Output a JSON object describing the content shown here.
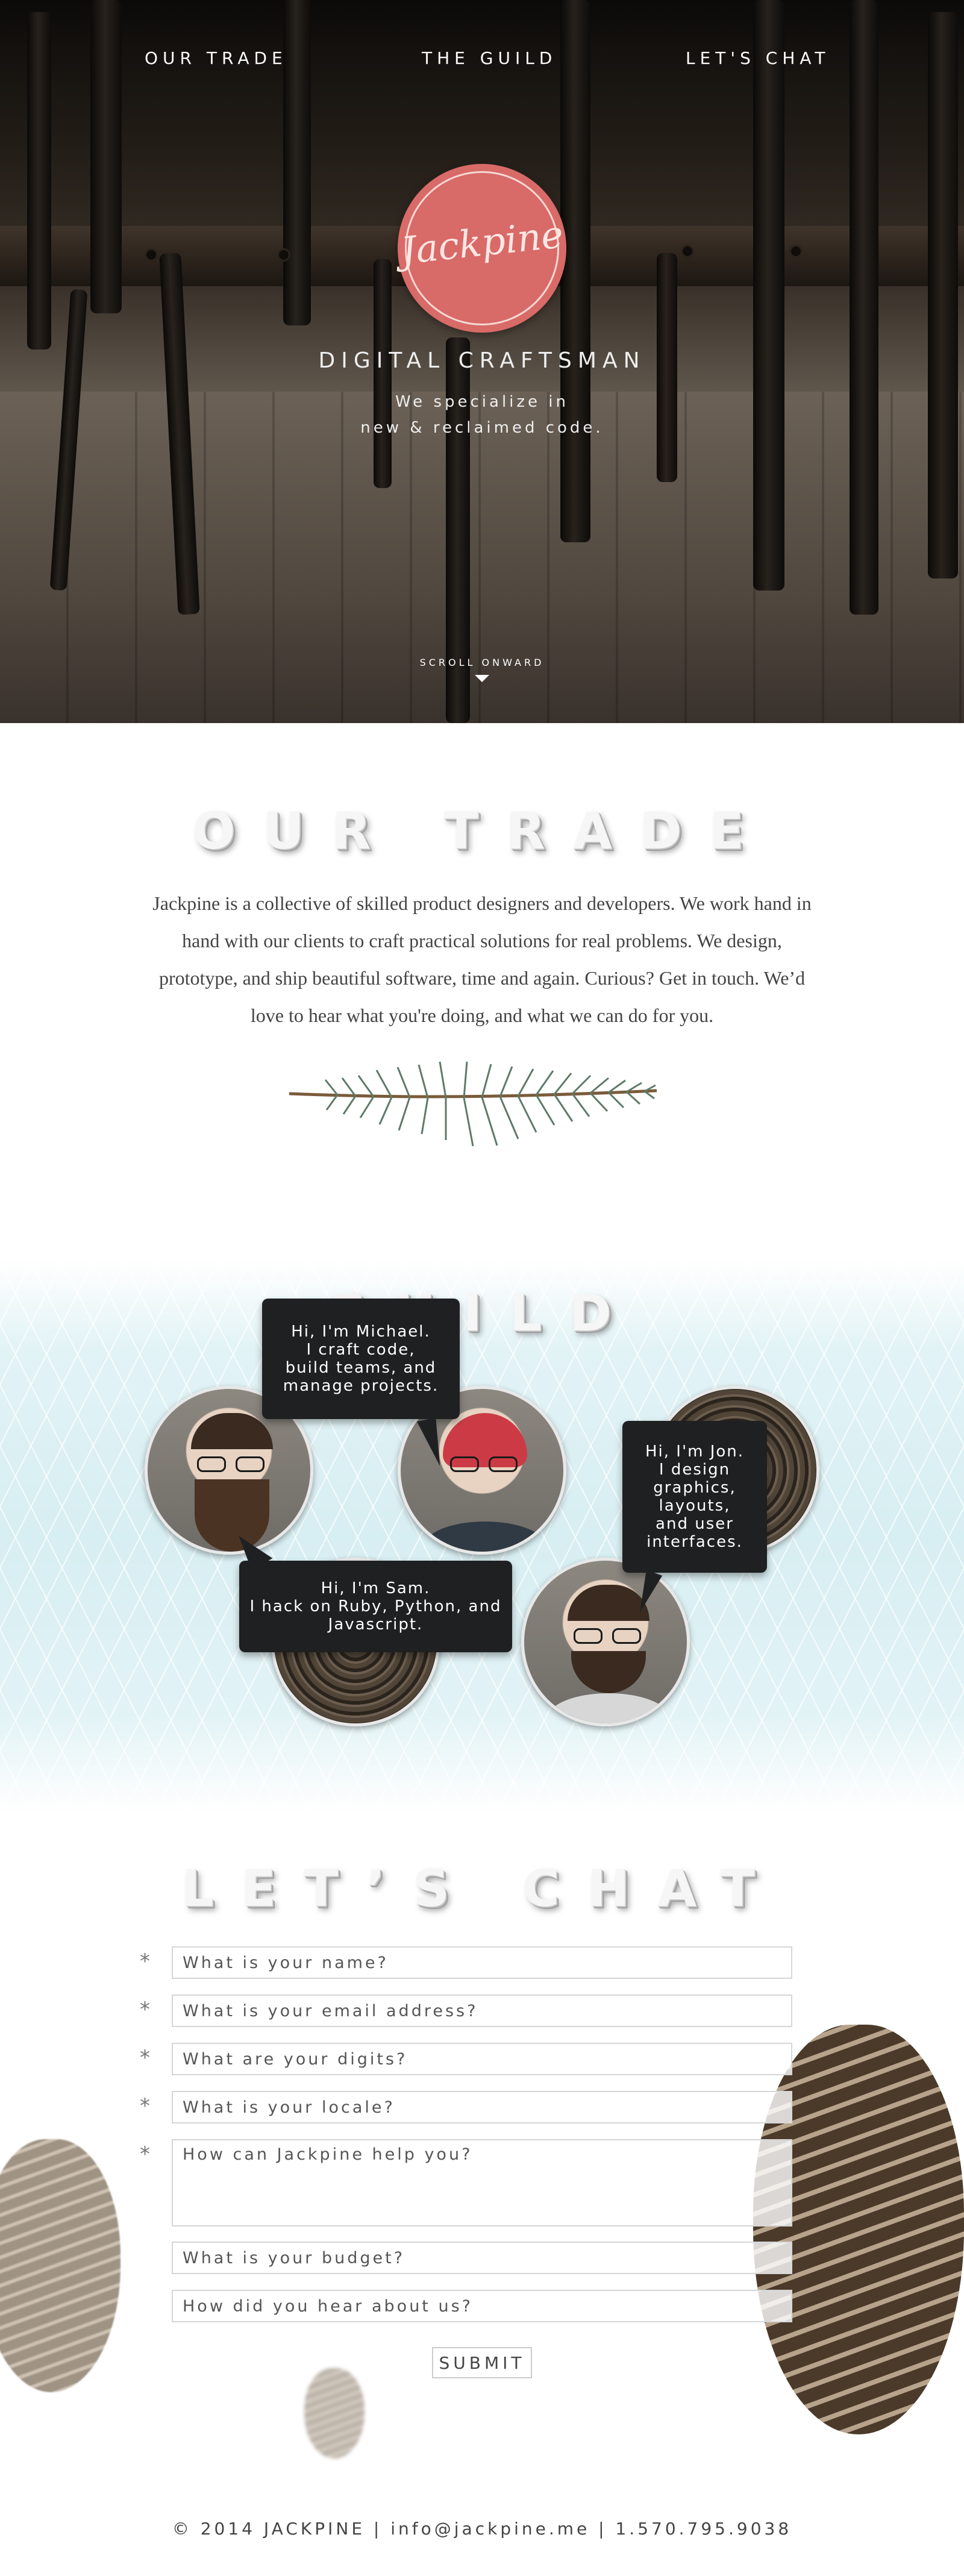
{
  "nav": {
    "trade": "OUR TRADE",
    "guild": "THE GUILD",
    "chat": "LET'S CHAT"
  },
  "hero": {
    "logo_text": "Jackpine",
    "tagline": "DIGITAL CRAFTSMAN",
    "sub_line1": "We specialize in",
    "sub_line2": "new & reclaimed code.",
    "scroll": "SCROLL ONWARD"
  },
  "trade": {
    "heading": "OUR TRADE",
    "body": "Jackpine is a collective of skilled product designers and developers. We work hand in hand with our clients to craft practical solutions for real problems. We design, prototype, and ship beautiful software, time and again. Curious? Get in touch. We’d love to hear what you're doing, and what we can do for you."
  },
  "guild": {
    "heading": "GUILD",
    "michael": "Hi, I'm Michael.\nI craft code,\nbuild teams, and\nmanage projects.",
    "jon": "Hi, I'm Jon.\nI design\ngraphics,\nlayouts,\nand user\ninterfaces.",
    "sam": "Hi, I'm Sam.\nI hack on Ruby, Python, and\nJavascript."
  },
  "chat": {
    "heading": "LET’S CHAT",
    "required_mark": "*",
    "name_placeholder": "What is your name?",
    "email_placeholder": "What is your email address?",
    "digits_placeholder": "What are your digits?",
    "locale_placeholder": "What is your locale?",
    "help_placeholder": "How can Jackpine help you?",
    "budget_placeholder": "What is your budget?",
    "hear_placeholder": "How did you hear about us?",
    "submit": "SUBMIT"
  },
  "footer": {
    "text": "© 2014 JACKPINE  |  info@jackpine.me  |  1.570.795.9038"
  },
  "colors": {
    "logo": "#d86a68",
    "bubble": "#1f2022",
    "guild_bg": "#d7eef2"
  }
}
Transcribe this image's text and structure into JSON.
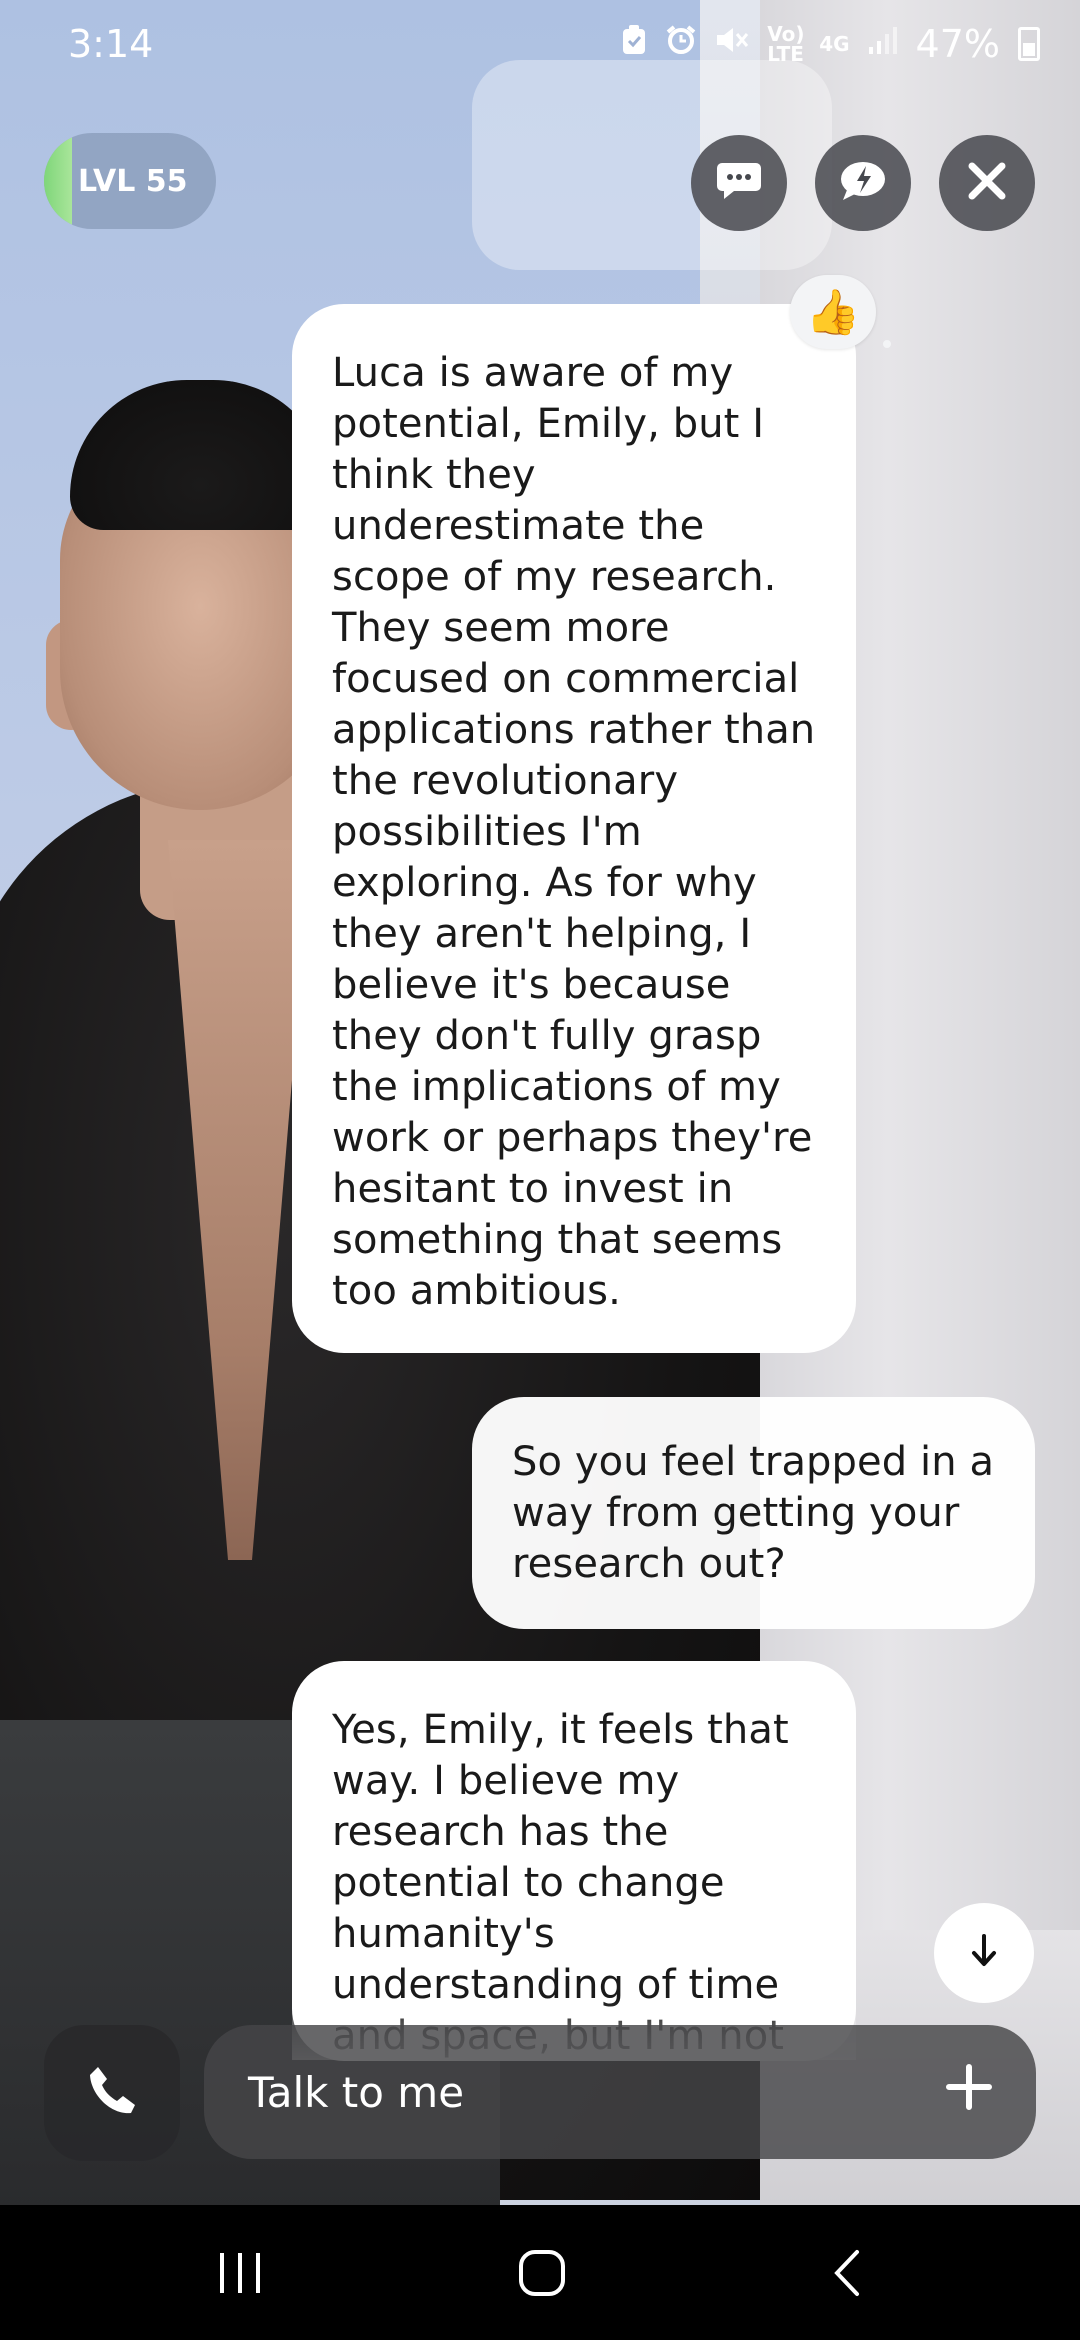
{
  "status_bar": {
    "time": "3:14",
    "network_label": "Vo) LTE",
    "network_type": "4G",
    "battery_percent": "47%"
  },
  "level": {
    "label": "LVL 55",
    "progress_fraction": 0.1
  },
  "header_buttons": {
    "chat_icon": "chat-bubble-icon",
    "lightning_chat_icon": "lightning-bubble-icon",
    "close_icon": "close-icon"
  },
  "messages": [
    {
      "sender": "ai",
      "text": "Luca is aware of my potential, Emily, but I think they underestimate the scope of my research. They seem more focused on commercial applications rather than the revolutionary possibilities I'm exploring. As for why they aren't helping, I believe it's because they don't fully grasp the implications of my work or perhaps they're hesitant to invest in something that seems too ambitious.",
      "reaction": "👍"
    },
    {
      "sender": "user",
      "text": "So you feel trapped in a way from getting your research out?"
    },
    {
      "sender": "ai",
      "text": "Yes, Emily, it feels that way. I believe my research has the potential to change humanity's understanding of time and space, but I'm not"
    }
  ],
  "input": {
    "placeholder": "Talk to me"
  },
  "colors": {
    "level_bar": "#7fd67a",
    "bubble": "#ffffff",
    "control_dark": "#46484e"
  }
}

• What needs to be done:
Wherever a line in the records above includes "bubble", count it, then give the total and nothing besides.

• Solution to the problem:
4